Marumalarchi n. (Tamil); rebirth, a new spring
Ivory, silk, fine muslin, rubies and tortoise shells are mentioned in the records and periplus of Pliny the Elder, 1st CE, as the crafts of Lemuria, the name for the ancient Tamil continent. Correspondingly, archaeological findings in Kancheepuram, Arikamedu and Kaveripoompattinam have thrown up a wealth of refined terracotta objects, sacred figures, and Buddhist symbols dating back to 1st – 4th century CE.
Yet there is evidence that most of the celebrated crafts of Tamil Nadu date even earlier by a few centuries, usually from the golden age of the Cholas when there was a great surge of creative and spiritual energy. This period embraced the birth of several crafts, from sacred bronzes to simple basketry and floral art, from intricate wood carving and sublime stone sculpture to jewellery, silver and gold artefacts, brass vessels and textile weaves of great beauty. Temple culture was the focus of all the crafts and it permeated the everyday lives of the people. Astonishingly, this trend continued uninterrupted well into the early years of 20th century.
Today, Tamil Nadu, the most urbanised state of India is witnessing a rapid decline, and in some instances even disappearance, of its craft culture. The reasons are many, among them the urban aspirations of the educated youth from artisan families, invasion of plastic and other products of man-made technology and a general lack of awareness among the populace of their craft heritage and the inherent value of handicrafts. Equally there has been a lack of design inputs in crafts to keep pace with evolving tastes.
Over the past years, the Crafts Council of India has worked with a few crafts communities to address issues of decline. Promisingly, it has met with a fair measure of success. In the case of Tamil Nadu, it was felt that the time had come to embark on a revisit and redefine programme. The aim was to preserve the crafts but give them a new relevance in keeping with changing times. A few languishing crafts such as terracotta, Vadaseri temple jewellery, kalchatti or stoneware, Toda embroidery, sungudi, Sikalnayakanpet saris, Pattamadai mats, and kottans and ‘naar’ baskets were selected for the experiment.
In the one month which the programme entailed, CCI worked closely with craft artisans to examine traditional designs and develop new products and usages – without endangering the purity of the ancient aesthetics.

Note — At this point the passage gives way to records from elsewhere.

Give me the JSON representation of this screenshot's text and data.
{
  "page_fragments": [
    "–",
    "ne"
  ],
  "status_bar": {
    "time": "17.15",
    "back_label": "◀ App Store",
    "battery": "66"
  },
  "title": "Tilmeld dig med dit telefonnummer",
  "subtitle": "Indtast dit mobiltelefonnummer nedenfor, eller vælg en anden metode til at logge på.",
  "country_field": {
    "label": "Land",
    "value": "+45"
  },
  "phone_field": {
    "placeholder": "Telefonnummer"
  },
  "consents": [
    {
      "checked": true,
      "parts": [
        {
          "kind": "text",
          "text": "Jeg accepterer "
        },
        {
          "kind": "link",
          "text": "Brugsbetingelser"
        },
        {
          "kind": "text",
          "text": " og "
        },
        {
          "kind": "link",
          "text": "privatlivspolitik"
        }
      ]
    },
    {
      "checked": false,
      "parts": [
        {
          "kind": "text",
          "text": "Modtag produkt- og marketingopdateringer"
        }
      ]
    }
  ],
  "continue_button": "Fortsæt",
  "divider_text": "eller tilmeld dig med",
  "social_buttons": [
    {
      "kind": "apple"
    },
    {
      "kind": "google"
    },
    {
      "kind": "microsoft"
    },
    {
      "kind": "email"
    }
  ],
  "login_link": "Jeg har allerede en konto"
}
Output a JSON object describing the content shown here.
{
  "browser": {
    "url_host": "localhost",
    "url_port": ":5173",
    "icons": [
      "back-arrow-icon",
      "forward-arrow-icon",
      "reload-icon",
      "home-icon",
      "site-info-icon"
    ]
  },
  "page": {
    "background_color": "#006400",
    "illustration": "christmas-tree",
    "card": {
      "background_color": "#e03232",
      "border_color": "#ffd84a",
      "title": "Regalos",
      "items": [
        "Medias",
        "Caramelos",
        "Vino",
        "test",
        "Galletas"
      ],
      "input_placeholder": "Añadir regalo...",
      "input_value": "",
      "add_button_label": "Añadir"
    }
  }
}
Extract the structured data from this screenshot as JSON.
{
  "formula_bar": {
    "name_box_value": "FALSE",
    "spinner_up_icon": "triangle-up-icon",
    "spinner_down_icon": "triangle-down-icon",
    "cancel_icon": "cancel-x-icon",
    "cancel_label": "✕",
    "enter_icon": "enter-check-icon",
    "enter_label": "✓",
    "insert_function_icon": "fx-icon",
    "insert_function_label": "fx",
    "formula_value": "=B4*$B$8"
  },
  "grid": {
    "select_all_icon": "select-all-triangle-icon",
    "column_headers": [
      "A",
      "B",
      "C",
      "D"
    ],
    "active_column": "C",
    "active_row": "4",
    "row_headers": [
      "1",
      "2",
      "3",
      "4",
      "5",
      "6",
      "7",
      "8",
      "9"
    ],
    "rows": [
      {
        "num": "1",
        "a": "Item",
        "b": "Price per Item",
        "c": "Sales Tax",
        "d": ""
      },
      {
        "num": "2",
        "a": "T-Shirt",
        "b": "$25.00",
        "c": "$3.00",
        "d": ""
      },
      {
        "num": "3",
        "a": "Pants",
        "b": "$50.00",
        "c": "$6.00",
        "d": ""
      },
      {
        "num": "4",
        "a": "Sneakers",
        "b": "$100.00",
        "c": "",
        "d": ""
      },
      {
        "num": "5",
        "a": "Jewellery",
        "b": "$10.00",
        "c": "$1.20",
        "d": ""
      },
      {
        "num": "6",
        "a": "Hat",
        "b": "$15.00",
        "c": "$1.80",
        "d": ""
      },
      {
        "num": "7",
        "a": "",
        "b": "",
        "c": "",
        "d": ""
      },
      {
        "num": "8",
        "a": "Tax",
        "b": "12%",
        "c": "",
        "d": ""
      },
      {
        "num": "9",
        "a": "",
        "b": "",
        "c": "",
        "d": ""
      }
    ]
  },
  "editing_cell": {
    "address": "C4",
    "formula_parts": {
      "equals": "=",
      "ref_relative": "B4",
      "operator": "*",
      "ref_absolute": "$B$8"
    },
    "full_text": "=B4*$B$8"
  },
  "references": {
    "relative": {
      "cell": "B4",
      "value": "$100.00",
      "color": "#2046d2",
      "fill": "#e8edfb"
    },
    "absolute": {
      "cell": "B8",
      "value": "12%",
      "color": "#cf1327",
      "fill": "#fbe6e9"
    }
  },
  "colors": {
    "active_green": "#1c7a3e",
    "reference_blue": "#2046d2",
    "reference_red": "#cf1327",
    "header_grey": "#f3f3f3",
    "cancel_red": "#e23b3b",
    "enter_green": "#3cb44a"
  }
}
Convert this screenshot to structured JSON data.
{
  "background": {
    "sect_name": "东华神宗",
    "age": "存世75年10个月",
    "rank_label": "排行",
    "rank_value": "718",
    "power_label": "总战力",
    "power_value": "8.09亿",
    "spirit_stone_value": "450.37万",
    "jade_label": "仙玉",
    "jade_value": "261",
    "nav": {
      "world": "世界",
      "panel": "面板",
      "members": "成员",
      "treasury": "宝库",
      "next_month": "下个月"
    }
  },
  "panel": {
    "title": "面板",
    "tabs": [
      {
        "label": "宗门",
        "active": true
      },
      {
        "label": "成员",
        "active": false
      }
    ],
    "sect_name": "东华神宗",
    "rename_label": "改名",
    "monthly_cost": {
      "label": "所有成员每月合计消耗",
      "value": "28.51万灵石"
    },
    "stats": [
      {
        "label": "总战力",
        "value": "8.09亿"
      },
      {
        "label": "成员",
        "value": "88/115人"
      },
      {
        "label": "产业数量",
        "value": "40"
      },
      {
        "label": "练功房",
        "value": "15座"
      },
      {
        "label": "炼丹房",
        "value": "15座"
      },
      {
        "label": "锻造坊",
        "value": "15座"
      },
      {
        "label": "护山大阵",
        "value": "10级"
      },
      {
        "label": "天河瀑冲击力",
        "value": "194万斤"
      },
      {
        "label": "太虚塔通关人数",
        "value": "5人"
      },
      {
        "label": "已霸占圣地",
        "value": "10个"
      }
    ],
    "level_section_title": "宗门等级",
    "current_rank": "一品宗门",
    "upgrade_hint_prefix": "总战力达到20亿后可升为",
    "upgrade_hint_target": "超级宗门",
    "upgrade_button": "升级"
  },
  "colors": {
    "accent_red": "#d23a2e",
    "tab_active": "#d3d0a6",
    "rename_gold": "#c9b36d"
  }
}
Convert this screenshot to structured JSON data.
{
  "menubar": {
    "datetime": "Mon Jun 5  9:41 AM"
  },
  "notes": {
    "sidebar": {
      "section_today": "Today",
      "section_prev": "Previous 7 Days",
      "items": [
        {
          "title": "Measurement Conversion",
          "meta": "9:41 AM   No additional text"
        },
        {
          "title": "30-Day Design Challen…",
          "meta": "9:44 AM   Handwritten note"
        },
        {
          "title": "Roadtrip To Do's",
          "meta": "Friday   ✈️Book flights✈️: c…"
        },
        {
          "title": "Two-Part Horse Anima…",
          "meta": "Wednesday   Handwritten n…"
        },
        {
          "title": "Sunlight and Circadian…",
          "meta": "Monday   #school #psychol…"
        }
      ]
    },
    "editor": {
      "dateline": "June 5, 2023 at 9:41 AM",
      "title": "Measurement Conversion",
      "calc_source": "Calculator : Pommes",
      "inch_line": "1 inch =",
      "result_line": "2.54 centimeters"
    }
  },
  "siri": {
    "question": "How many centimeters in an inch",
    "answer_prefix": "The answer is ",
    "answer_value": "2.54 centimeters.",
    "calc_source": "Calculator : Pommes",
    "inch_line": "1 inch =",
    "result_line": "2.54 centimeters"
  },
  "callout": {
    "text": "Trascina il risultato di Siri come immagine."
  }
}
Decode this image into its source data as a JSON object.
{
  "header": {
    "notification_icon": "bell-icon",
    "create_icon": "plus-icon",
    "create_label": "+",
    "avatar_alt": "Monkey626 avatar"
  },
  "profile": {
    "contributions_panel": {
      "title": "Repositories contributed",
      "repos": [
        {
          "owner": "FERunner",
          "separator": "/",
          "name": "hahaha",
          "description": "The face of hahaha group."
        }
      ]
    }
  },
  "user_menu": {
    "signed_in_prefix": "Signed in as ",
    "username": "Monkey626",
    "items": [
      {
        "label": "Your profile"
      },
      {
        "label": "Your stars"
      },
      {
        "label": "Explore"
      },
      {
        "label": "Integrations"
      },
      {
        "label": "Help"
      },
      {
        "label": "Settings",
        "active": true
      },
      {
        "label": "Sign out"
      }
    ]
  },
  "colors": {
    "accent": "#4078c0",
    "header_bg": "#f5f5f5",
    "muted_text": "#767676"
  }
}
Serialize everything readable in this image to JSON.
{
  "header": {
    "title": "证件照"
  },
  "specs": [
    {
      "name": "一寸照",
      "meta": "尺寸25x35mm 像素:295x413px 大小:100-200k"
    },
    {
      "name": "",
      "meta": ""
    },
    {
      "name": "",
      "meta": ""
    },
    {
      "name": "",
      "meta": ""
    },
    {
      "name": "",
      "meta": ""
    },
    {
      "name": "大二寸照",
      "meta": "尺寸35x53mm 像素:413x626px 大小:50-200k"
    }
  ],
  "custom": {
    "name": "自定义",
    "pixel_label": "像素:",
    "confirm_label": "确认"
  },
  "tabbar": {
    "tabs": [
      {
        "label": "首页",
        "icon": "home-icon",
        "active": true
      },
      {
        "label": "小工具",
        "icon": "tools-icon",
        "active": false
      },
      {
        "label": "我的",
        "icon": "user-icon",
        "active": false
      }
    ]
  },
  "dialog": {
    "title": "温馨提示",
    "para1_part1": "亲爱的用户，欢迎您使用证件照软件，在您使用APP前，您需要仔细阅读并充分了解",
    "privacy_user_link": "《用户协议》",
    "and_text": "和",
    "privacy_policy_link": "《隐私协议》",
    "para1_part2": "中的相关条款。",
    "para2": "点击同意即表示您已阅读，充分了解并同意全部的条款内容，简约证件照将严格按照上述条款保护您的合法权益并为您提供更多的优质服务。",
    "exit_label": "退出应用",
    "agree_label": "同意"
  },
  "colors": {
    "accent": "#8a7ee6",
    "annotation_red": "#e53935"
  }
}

Terracotta shaped into animals, birds and urlis for the garden, or a statement in table ware, elegant conversation-piece kalchatti kitchenware, Toda table linen and accessories, affordable Vadaseri temple jewellery, smart Pattamadai grass mats and tie dyed runners, sungudi sarees with a new elegance, and dramatic Sikalnayakanpet sarees with their signature colours have all been designed to meet contemporary tastes, without any loss in heritage value.
Browse through the following pages to see the beautiful evidence.